» **What you have to do**:
What lines below hold the string "Montage"? Copy them all.

[Component data from apps and pages]
━━━━━━━━━━
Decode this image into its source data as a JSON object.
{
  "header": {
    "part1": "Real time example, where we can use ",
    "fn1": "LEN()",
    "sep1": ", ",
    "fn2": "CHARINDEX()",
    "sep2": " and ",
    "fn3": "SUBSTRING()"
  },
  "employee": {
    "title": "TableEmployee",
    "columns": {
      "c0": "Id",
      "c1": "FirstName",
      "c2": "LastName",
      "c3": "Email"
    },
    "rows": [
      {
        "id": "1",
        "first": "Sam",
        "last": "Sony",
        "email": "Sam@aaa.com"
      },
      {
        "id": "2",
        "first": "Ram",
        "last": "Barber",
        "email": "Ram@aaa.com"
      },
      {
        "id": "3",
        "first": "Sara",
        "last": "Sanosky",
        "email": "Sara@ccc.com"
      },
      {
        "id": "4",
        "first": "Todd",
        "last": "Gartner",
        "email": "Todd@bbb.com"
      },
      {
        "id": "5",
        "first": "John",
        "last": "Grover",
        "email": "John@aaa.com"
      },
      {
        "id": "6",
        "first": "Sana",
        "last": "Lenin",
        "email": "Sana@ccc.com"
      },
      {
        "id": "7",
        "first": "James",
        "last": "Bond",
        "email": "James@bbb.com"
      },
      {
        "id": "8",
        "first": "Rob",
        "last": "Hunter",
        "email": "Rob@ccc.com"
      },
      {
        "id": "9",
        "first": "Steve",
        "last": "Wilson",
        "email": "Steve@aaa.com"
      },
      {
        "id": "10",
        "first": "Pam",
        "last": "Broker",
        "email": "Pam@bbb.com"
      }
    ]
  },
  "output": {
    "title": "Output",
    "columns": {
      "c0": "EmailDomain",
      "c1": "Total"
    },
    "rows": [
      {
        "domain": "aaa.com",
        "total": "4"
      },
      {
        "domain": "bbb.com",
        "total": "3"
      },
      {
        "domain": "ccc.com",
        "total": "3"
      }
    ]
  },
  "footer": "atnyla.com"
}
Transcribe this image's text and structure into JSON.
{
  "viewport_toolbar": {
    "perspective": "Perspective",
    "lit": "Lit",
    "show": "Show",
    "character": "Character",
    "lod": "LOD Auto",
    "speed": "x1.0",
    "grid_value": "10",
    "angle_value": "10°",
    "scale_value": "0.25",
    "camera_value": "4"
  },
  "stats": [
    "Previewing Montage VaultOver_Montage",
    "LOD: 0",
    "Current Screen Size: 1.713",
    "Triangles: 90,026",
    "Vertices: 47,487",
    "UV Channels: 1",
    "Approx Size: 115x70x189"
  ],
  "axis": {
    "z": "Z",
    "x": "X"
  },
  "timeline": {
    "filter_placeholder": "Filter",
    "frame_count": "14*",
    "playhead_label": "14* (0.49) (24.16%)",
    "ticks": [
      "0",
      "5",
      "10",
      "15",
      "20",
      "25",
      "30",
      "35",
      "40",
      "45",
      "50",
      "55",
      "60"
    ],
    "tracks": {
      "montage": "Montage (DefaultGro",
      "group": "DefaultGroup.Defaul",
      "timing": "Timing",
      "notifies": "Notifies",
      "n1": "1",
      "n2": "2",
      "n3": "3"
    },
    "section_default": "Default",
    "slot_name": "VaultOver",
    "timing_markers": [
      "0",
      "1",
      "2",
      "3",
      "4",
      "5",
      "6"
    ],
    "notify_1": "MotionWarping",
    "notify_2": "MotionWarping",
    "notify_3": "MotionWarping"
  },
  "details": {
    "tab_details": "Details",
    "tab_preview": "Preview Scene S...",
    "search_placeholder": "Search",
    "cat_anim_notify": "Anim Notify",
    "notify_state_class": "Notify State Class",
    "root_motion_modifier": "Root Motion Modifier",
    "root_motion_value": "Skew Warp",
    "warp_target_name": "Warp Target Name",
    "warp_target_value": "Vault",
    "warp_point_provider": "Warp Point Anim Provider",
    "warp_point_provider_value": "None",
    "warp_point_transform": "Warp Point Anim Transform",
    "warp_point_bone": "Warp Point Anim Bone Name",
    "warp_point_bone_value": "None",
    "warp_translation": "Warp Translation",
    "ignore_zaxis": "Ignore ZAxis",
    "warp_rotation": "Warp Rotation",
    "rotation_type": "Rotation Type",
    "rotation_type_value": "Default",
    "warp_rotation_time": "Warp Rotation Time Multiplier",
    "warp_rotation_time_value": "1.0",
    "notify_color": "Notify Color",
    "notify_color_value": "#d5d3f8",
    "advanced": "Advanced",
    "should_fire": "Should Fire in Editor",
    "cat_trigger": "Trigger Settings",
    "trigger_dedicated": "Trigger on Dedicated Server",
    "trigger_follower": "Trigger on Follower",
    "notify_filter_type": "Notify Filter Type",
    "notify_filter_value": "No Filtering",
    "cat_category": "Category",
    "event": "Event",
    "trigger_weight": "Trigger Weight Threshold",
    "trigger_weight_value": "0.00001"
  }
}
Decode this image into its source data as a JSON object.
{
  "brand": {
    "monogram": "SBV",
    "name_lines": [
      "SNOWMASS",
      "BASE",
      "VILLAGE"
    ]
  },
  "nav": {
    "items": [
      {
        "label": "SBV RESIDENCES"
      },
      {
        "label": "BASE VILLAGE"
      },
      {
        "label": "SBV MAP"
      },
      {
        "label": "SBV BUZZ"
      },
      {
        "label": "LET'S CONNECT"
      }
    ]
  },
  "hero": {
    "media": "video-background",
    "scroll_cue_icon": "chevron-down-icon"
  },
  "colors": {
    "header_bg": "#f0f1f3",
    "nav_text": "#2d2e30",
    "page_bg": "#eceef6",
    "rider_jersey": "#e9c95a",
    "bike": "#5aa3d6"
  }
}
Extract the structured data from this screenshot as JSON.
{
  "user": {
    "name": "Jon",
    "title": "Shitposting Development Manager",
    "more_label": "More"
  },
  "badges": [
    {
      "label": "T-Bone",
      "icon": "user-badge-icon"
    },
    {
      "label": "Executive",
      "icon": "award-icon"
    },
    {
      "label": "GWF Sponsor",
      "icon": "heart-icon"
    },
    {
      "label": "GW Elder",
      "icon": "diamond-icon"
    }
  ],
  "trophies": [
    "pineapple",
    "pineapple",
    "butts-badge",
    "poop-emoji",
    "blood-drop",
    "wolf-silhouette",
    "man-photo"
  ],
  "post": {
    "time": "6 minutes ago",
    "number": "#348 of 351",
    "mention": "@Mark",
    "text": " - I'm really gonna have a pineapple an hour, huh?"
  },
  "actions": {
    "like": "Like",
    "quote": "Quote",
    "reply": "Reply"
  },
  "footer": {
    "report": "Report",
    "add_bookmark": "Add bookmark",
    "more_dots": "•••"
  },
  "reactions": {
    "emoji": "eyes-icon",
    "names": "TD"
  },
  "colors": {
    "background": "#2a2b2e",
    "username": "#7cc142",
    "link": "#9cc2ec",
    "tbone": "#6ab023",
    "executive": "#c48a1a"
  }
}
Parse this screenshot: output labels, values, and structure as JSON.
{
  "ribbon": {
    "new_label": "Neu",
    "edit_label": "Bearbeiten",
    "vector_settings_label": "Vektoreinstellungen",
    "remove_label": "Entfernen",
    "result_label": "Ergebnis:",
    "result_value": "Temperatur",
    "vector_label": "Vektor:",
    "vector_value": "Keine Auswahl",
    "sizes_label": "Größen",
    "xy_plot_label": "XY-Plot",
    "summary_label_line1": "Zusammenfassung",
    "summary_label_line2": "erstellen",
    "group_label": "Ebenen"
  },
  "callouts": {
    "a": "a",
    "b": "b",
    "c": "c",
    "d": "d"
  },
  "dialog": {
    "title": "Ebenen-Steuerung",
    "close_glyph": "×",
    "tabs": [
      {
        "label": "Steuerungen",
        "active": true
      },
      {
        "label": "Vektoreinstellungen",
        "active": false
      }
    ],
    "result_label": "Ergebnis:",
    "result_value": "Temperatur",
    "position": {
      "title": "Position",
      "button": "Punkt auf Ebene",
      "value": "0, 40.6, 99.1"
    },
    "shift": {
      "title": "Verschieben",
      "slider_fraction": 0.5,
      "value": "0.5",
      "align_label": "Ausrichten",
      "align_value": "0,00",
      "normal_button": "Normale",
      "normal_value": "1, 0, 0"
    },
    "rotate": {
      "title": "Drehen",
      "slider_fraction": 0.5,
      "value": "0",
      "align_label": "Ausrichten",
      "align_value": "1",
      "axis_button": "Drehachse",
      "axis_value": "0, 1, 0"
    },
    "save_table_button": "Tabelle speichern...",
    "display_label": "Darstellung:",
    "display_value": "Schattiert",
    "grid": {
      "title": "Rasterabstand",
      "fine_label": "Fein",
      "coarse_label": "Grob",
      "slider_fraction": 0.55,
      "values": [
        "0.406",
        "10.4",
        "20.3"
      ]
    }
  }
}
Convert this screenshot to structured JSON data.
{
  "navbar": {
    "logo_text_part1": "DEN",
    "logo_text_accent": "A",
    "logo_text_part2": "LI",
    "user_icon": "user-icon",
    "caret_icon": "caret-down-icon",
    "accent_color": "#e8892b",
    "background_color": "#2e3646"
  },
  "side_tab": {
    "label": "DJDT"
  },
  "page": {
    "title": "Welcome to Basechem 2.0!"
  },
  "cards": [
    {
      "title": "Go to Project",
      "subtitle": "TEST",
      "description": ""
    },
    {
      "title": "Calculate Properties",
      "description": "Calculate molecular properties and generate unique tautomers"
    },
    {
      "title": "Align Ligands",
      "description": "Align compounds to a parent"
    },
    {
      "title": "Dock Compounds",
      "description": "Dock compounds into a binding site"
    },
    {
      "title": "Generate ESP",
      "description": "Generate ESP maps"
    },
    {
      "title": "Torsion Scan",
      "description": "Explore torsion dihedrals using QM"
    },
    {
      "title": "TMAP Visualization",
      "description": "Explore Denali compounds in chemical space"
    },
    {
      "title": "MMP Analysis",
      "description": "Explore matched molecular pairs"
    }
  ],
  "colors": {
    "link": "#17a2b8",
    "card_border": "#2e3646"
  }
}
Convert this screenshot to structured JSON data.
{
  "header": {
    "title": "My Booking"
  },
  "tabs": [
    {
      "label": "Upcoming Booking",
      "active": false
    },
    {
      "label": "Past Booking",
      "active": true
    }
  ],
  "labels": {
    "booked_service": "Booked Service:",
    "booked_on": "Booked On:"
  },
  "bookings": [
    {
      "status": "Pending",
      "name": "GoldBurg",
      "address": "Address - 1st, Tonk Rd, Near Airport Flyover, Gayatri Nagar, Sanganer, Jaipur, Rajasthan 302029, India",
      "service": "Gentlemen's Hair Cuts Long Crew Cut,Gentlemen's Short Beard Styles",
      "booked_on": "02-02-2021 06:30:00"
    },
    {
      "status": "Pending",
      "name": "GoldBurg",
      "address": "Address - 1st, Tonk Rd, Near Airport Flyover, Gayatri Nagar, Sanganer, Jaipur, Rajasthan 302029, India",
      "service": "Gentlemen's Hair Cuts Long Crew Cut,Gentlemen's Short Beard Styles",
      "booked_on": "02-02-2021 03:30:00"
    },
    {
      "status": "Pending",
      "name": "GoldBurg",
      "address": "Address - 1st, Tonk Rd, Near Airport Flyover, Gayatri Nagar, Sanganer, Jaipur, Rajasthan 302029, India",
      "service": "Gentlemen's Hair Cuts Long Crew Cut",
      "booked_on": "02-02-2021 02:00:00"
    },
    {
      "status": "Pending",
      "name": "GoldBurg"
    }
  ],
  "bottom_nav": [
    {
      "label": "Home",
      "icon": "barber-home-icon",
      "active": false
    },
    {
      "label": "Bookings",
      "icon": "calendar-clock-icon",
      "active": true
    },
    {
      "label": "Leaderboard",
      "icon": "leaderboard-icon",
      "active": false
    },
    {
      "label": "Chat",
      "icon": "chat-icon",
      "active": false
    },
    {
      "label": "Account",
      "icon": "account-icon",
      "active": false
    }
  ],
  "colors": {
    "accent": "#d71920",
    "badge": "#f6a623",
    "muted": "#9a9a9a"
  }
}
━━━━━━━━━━
» **Answer to this task**:
    "Previewing Montage VaultOver_Montage",
      "montage": "Montage (DefaultGro",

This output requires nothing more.